Not once in all that time did I stop to feel or to sit – even briefly – in the sun. What made this such an odious crime was that I, along with everybody else on the East Coast, had seen so little of it for such a long time. On Saturday morning, the sun was in the sky, while I was in the pursuit of perfection. That is true unconsciousness.

Between 11:00 a.m. and 1:00 p.m., five people came to visit. No one made an offer. My house has been on the market for two years. This was not my first Open House. I felt, to say the least, disheartened and tired of hoping.

But I was not left there. As it always happens, I was rescued. A female mallard waddled into my freshly mowed back yard. I went out and clapped my hands to shoo her away. “Don’t you know a cat lives here?” I said. She looked at me unafraid, turned and waddled away, as if to say, “Oh, I know. He’s somewhere, but he’s not here, not now.” She headed back to the river, a little swagger in her waddle, her message to me clear.
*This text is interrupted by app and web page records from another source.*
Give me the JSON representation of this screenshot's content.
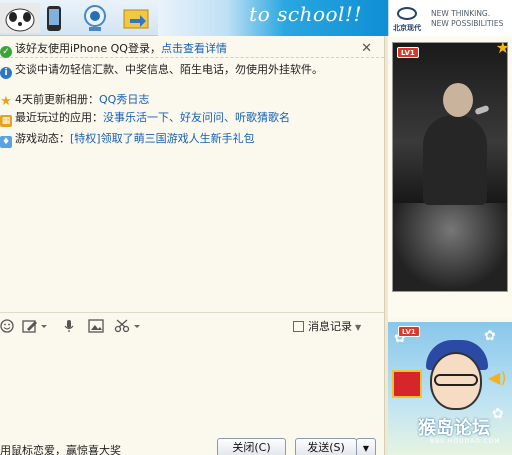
{
  "banner": {
    "text": "to school!!",
    "ad_brand_cn": "北京现代",
    "ad_tagline_1": "NEW THINKING.",
    "ad_tagline_2": "NEW POSSIBILITIES"
  },
  "notices": {
    "iphone_login": "该好友使用iPhone QQ登录，",
    "iphone_link": "点击查看详情",
    "safety": "交谈中请勿轻信汇款、中奖信息、陌生电话，勿使用外挂软件。",
    "album_prefix": "4天前更新相册：",
    "album_link": "QQ秀日志",
    "apps_prefix": "最近玩过的应用：",
    "apps_link": "没事乐活一下、好友问问、听歌猜歌名",
    "game_prefix": "游戏动态：",
    "game_link": "[特权]领取了萌三国游戏人生新手礼包"
  },
  "toolbar": {
    "message_log": "消息记录"
  },
  "bottom": {
    "promo_text": "用鼠标恋爱，赢惊喜大奖",
    "close_label": "关闭(C)",
    "send_label": "发送(S)"
  },
  "right_panel": {
    "level_top": "LV1",
    "level_bottom": "LV1",
    "watermark": "猴岛论坛",
    "watermark_sub": "BBS.HOUDAO.COM"
  },
  "colors": {
    "link": "#1560b5",
    "background": "#fbf8ee",
    "banner_blue": "#0f8fd4"
  }
}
She seemed so rightly placed in the sun and the warmth of the day, so unconcerned with perfection (or the cat who was sleeping in his own little patch of sunlight on the other side of the house). She was intent on life alone.

Life in that day was so beautiful, so rare. Nothing was required from me but to notice it, and when I did, gratitude was quick to follow. It is the natural aftermath of consciousness. As is hope. I began to feel sure that on the perfect day, someone will walk into my house, and they will be home, and on another perfect day, I will walk into a house in Sedona, and I will be home. Today, I must assume that both of us are rightly placed, as is the little duck, my cat, and yes, the squirrel. We are all here, in life, together.

As the sun got lower in the sky, I came in and sat down to spend time with the tulips. I was conscious, awake, and grateful for the great gift of life that was everywhere. It took me a while, but I got there.


The Messenger is all about this – consciousness, gratitude, hope, and the sacredness of life. It is about death, yes, but also about the teacher who opened my eyes, who taught me to notice life, and to know it for the gift it is. At the moment, it is still in the hands (one of which is recovering from surgery) of the artist who is doing the cover. See you next Sunday.